Yet the numbers argue otherwise. According to a 2014 University of Montana study, the average bike tourist spends around $75 a day and stays in the state eight days or more. Montana-based group Adventure Cycling argues that the sport has the potential to generate $377 million annually within the state, and more bike-friendly states like Washington see recreationalists spending $3.1 billion annually. (Resource extraction, in comparison, generates around $2.07 billion in revenue in the state of Montana, or about 4.7 percent of the state’s GDP, according to 2015 USEITI data.)
“Senator Sales needs to talk to the many business owners across the state, especially in rural areas, who rely on bike tourists to stay in business,” says Bike Walk Montana Chairwoman Saara Snow. “We hear from communities all the time who want more bike trails and improved roads, who want healthier lives for themselves and their families, who want to attract these tourists to their towns. But the words and actions we see up the political spectrum don’t reflect that.

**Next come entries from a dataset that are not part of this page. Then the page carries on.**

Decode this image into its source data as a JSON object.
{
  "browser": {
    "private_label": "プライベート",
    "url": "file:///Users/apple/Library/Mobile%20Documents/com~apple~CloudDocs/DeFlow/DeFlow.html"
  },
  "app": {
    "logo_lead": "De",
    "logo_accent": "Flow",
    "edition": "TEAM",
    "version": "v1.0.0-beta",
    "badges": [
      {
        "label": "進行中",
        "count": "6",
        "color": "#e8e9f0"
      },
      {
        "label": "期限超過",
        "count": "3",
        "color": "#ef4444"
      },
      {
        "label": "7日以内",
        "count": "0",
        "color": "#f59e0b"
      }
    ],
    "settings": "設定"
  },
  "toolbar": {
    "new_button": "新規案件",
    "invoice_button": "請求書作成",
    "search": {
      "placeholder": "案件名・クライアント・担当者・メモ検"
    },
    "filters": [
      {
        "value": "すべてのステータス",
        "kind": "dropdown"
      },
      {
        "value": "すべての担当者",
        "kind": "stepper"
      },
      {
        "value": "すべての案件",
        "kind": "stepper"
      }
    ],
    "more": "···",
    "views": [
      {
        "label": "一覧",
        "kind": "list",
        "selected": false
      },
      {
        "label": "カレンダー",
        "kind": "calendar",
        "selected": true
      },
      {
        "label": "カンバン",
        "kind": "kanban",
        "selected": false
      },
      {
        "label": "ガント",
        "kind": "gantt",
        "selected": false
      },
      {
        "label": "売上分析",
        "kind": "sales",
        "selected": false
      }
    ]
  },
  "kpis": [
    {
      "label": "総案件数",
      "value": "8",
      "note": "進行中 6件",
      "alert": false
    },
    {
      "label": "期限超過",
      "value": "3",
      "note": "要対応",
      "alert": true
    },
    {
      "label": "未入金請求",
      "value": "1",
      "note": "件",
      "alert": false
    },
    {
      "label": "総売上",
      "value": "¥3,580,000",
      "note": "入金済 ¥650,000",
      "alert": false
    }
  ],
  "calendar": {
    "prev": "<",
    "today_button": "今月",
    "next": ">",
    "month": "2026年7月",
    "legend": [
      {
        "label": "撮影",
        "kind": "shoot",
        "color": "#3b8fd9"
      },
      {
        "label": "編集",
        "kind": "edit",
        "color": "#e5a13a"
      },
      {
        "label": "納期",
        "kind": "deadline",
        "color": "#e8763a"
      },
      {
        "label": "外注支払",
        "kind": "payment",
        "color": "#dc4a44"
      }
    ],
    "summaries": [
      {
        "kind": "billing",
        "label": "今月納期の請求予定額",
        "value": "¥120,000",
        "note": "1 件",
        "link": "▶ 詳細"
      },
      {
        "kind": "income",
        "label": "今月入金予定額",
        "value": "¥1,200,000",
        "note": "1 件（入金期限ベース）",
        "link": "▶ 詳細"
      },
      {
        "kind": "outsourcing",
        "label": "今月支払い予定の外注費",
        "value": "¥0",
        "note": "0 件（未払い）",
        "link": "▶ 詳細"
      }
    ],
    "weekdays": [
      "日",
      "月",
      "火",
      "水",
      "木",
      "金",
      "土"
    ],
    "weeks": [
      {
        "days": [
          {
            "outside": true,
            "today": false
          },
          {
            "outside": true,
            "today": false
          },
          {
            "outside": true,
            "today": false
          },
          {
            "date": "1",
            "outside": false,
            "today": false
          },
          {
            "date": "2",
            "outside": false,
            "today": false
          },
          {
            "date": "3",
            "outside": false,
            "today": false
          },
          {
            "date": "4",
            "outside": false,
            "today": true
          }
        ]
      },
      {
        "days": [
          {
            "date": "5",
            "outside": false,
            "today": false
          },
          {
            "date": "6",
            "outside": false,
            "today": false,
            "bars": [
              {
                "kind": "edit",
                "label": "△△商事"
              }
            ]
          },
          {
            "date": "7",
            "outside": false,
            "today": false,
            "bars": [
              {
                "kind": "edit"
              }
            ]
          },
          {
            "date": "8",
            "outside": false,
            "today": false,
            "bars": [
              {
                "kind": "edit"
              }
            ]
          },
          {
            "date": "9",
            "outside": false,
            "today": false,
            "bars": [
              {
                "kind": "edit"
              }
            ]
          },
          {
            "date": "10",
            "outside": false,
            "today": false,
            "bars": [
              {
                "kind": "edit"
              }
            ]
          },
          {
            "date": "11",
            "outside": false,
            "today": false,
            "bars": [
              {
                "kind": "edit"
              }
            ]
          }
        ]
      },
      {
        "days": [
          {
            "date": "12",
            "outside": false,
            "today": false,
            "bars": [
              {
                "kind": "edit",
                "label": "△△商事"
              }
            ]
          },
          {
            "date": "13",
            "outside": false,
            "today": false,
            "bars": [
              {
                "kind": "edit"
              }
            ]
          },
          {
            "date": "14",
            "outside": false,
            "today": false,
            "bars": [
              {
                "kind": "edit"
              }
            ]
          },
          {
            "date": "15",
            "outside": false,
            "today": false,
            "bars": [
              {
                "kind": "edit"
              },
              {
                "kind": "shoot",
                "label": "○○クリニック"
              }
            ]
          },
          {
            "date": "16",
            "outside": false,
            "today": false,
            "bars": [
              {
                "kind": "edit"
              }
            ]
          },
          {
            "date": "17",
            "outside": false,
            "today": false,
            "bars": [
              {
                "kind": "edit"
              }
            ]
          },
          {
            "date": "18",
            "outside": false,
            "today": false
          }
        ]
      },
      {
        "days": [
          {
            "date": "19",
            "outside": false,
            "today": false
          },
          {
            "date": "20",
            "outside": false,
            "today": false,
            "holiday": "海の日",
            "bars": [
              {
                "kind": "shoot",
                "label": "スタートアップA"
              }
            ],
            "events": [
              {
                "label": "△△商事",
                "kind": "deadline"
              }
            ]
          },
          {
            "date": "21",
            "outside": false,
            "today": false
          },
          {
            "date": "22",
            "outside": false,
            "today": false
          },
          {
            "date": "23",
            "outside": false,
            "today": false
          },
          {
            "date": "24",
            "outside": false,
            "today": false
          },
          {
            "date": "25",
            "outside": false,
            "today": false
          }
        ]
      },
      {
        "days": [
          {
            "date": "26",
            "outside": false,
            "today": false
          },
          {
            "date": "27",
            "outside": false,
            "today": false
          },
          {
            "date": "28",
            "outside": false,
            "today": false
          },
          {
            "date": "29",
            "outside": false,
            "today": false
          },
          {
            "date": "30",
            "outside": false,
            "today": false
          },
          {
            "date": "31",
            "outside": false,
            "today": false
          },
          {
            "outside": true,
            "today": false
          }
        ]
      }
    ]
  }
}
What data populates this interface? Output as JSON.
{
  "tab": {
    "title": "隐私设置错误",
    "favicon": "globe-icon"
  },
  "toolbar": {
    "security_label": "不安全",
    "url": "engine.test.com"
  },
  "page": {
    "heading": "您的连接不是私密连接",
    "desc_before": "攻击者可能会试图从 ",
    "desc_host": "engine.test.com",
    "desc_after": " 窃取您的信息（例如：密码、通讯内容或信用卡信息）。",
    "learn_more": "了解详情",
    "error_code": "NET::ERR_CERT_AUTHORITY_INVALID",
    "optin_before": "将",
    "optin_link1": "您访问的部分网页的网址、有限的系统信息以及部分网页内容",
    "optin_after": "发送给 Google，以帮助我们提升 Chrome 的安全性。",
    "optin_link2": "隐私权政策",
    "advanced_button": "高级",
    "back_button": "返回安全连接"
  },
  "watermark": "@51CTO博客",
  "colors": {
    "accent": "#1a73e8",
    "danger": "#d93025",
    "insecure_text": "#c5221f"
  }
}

“Mineral extraction is a boom-and-bust cycle,” she continued, “and bike tourism is not only sustainable, it’s also stable and benefits everyone in the state.”
Sales isn’t the first Montana representative to propose limiting regulations on cyclists this session: Rep. Barry Usher floated similar legislation recently that would have banned riders from any two-lane highway without a shoulder.
After significant backlash and communication from local cyclists and advocacy groups, that bill ultimately morphed into a proposal for the creation of a bicycle and pedestrian safety committee; unfortunately, it didn’t come up for a vote.
Feel like sending Scott Sales a note? Here’s his contact info.